by Prof. David Zilberman
Prof. David Zilberman is a co-director of the Beahrs Environmental Leadership Program. He is a professor and holds the Robinson Chair in the Department of Agriculture and Resource Economics at UC Berkeley. He has served as a consultant to the World Bank, the USDA, the Food and Agriculture Organization, the Environmental Protection Agency, Consultative Group on International Agricultural Research and the California Department of Food and Agriculture.
I admit it. When I heard about Donald Trump’s candidacy about two years ago, I thought it was cheap self-promotion with no chance of success. But after he overcame Jeb Bush, I became worried, and now most of us are worried. As an economist, I can explain my perspective about him using basic concepts of game theory. In a simple game called the prisoner’s dilemma, the best outcome for two parties (say the US and the rest of the world), occurs if each party plays nice. The outcome is what people call win-win. One party, say the US, can win even more if they play nasty and the rest of the world plays nice; however, if both parties play nasty, we have a lose-lose situation. I believe that, generally speaking, the world after WWII moved towards parties playing nice with one another. The international agreements have many flaws, but they prevented new major wars from erupting, allowed China and East Asia, and now even parts of Africa to grow. Many in the US have not gained, (partially due to globalization, but mostly due to automation), and some have become even worse off. As behavioral economics teaches us, those who perceive themselves on the losing side are more upset about change than people who are better off. They, to a large extent, are those people who supported Trump.
Trump’s approach previously applied in business and now in politics is to play nasty while expecting others to play nice. In that case, the US would win and the rest of the world would lose. Trump has taken some extreme positions from which he later retreated, so that his bite may be worse than his bark. But, if his “bark” triggers the rest of the world to take a nasty approach as well, we move to a nasty-nasty dynamic in which we all lose.
What does this scenario mean for development and the environment? We all will lose because coordinated efforts to control climate change will be reduced, or even disappear. The US will allocate much less funding to support aid and development efforts, except in cases where such efforts directly relate to strategic US interests. Other countries may follow similar paths to disengagement as we see foreshadowed in Brexit, and in the rising popularity of Marie Le Pen, Geert Wilders, and others. In response, China may actually increase its international involvement in order to forge ahead of the US. In many ways, Trump’s nationalist focus is a gift to China. While Trump aims to increase domestic infrastructure spending, (which Democrats support), to increase military spending, to maintain welfare spending, and to decrease taxes, he must work with Republicans, who dislike deficits. Something must give. I worry about drastic cuts in support of research, education, foreign aid, etc.

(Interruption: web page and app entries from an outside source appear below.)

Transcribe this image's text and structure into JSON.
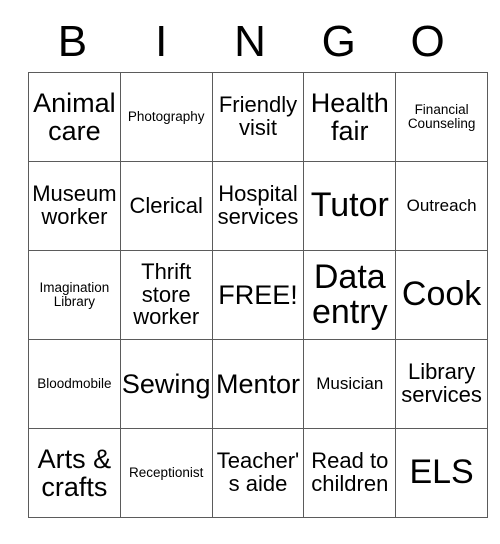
{
  "card": {
    "header": {
      "letters": [
        "B",
        "I",
        "N",
        "G",
        "O"
      ]
    },
    "rows": [
      [
        {
          "label": "Animal care",
          "size": "lg"
        },
        {
          "label": "Photography",
          "size": "xs"
        },
        {
          "label": "Friendly visit",
          "size": "md"
        },
        {
          "label": "Health fair",
          "size": "lg"
        },
        {
          "label": "Financial Counseling",
          "size": "xs"
        }
      ],
      [
        {
          "label": "Museum worker",
          "size": "md"
        },
        {
          "label": "Clerical",
          "size": "md"
        },
        {
          "label": "Hospital services",
          "size": "md"
        },
        {
          "label": "Tutor",
          "size": "xl"
        },
        {
          "label": "Outreach",
          "size": "sm"
        }
      ],
      [
        {
          "label": "Imagination Library",
          "size": "xs"
        },
        {
          "label": "Thrift store worker",
          "size": "md"
        },
        {
          "label": "FREE!",
          "size": "lg"
        },
        {
          "label": "Data entry",
          "size": "xl"
        },
        {
          "label": "Cook",
          "size": "xl"
        }
      ],
      [
        {
          "label": "Bloodmobile",
          "size": "xs"
        },
        {
          "label": "Sewing",
          "size": "lg"
        },
        {
          "label": "Mentor",
          "size": "lg"
        },
        {
          "label": "Musician",
          "size": "sm"
        },
        {
          "label": "Library services",
          "size": "md"
        }
      ],
      [
        {
          "label": "Arts & crafts",
          "size": "lg"
        },
        {
          "label": "Receptionist",
          "size": "xs"
        },
        {
          "label": "Teacher's aide",
          "size": "md"
        },
        {
          "label": "Read to children",
          "size": "md"
        },
        {
          "label": "ELS",
          "size": "xl"
        }
      ]
    ],
    "colors": {
      "grid_line": "#5b5b5b",
      "text": "#000000",
      "background": "#ffffff"
    }
  }
}
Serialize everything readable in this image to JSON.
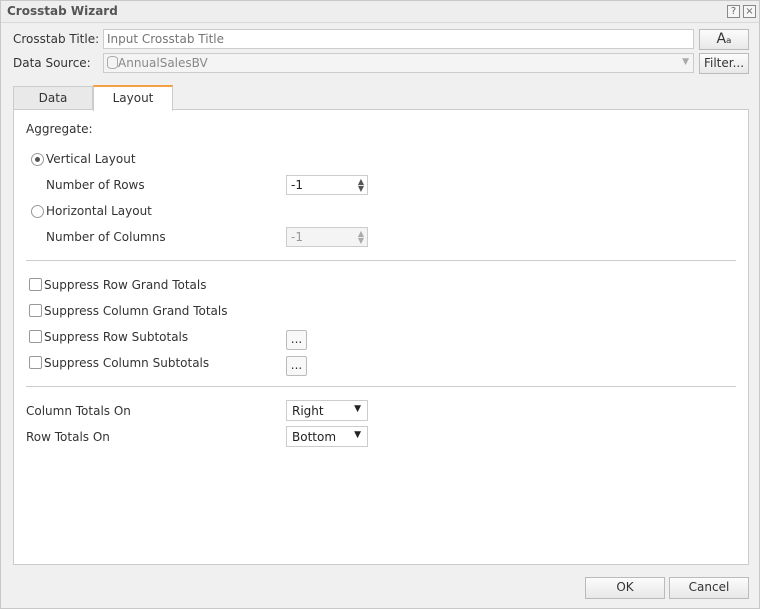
{
  "window": {
    "title": "Crosstab Wizard",
    "help_icon": "?",
    "close_icon": "×"
  },
  "header": {
    "title_label": "Crosstab Title:",
    "title_placeholder": "Input Crosstab Title",
    "title_value": "",
    "data_source_label": "Data Source:",
    "data_source_value": "AnnualSalesBV",
    "font_button": "Aₐ",
    "filter_button": "Filter..."
  },
  "tabs": [
    {
      "label": "Data"
    },
    {
      "label": "Layout",
      "active": true
    }
  ],
  "layout": {
    "aggregate_label": "Aggregate:",
    "vertical_layout": {
      "label": "Vertical Layout",
      "selected": true
    },
    "rows_label": "Number of Rows",
    "rows_value": "-1",
    "horizontal_layout": {
      "label": "Horizontal Layout",
      "selected": false
    },
    "cols_label": "Number of Columns",
    "cols_value": "-1",
    "checks": [
      {
        "label": "Suppress Row Grand Totals",
        "checked": false
      },
      {
        "label": "Suppress Column Grand Totals",
        "checked": false
      },
      {
        "label": "Suppress Row Subtotals",
        "checked": false
      },
      {
        "label": "Suppress Column Subtotals",
        "checked": false
      }
    ],
    "ellipsis": "...",
    "column_totals_label": "Column Totals On",
    "column_totals_value": "Right",
    "row_totals_label": "Row Totals On",
    "row_totals_value": "Bottom"
  },
  "footer": {
    "ok": "OK",
    "cancel": "Cancel"
  }
}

So this all sounds grim. My hope that this experiment won’t last and that President Trump will be impeached is wishful thinking. We must mobilize support for efforts needed to make the world a better place. In addition to being more effective in government and multilaterals, development practitioners must learn to work with and within the private sector (both businesses and NGOs), and NGOs need to become more self-sufficient.

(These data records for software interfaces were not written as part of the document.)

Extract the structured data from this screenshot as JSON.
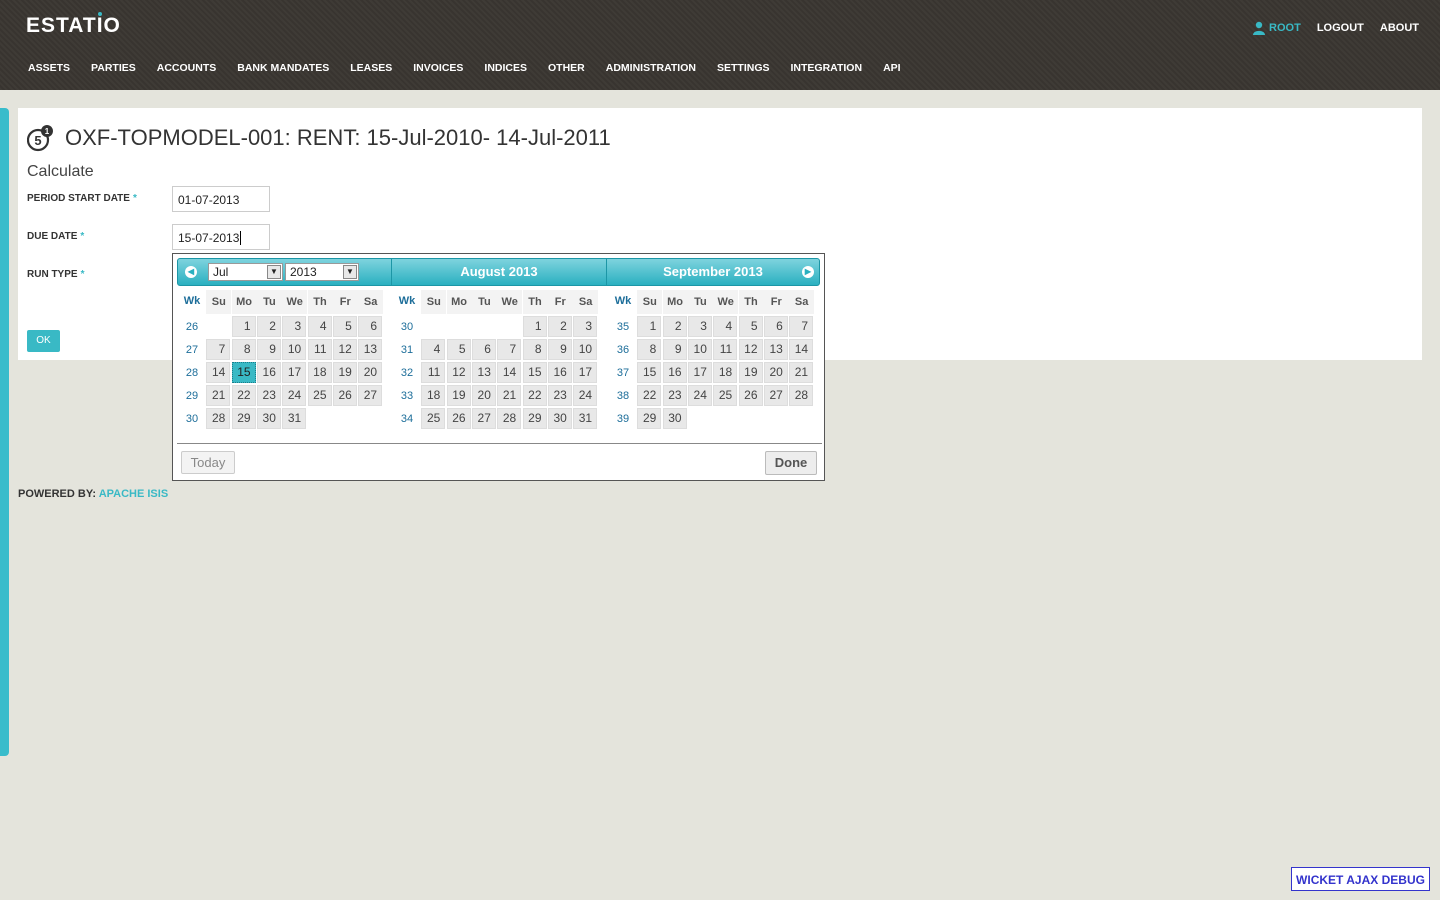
{
  "app": {
    "logo": "ESTATIO"
  },
  "toplinks": {
    "user": "ROOT",
    "logout": "LOGOUT",
    "about": "ABOUT"
  },
  "menu": [
    "ASSETS",
    "PARTIES",
    "ACCOUNTS",
    "BANK MANDATES",
    "LEASES",
    "INVOICES",
    "INDICES",
    "OTHER",
    "ADMINISTRATION",
    "SETTINGS",
    "INTEGRATION",
    "API"
  ],
  "page": {
    "badge_number": "5",
    "badge_count": "1",
    "title": "OXF-TOPMODEL-001: RENT: 15-Jul-2010- 14-Jul-2011",
    "subtitle": "Calculate",
    "fields": {
      "period_start_label": "PERIOD START DATE",
      "period_start_value": "01-07-2013",
      "due_date_label": "DUE DATE",
      "due_date_value": "15-07-2013",
      "run_type_label": "RUN TYPE",
      "required_marker": "*"
    },
    "ok_button": "OK"
  },
  "datepicker": {
    "month_select": "Jul",
    "year_select": "2013",
    "month2_title": "August 2013",
    "month3_title": "September 2013",
    "day_headers": [
      "Wk",
      "Su",
      "Mo",
      "Tu",
      "We",
      "Th",
      "Fr",
      "Sa"
    ],
    "today_button": "Today",
    "done_button": "Done",
    "selected": "15-07-2013",
    "months": [
      {
        "weeks": [
          {
            "wk": "26",
            "days": [
              "",
              "1",
              "2",
              "3",
              "4",
              "5",
              "6"
            ]
          },
          {
            "wk": "27",
            "days": [
              "7",
              "8",
              "9",
              "10",
              "11",
              "12",
              "13"
            ]
          },
          {
            "wk": "28",
            "days": [
              "14",
              "15",
              "16",
              "17",
              "18",
              "19",
              "20"
            ]
          },
          {
            "wk": "29",
            "days": [
              "21",
              "22",
              "23",
              "24",
              "25",
              "26",
              "27"
            ]
          },
          {
            "wk": "30",
            "days": [
              "28",
              "29",
              "30",
              "31",
              "",
              "",
              ""
            ]
          }
        ]
      },
      {
        "weeks": [
          {
            "wk": "30",
            "days": [
              "",
              "",
              "",
              "",
              "1",
              "2",
              "3"
            ]
          },
          {
            "wk": "31",
            "days": [
              "4",
              "5",
              "6",
              "7",
              "8",
              "9",
              "10"
            ]
          },
          {
            "wk": "32",
            "days": [
              "11",
              "12",
              "13",
              "14",
              "15",
              "16",
              "17"
            ]
          },
          {
            "wk": "33",
            "days": [
              "18",
              "19",
              "20",
              "21",
              "22",
              "23",
              "24"
            ]
          },
          {
            "wk": "34",
            "days": [
              "25",
              "26",
              "27",
              "28",
              "29",
              "30",
              "31"
            ]
          }
        ]
      },
      {
        "weeks": [
          {
            "wk": "35",
            "days": [
              "1",
              "2",
              "3",
              "4",
              "5",
              "6",
              "7"
            ]
          },
          {
            "wk": "36",
            "days": [
              "8",
              "9",
              "10",
              "11",
              "12",
              "13",
              "14"
            ]
          },
          {
            "wk": "37",
            "days": [
              "15",
              "16",
              "17",
              "18",
              "19",
              "20",
              "21"
            ]
          },
          {
            "wk": "38",
            "days": [
              "22",
              "23",
              "24",
              "25",
              "26",
              "27",
              "28"
            ]
          },
          {
            "wk": "39",
            "days": [
              "29",
              "30",
              "",
              "",
              "",
              "",
              ""
            ]
          }
        ]
      }
    ]
  },
  "footer": {
    "powered_by": "POWERED BY:",
    "powered_link": "APACHE ISIS"
  },
  "debug": {
    "label": "WICKET AJAX DEBUG"
  },
  "colors": {
    "accent": "#39b9c5",
    "topbar": "#3a3631",
    "background": "#e4e4dc"
  }
}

I think that the MDP and the Beahrs ELP, two innovative programs that epitomize this multi-sectorial, entrepreneurial approach, are more important now than ever. And now is the time for affluent people in Silicon Valley and elsewhere who are for progress and want to face climate change head on to step up to the challenge and join us.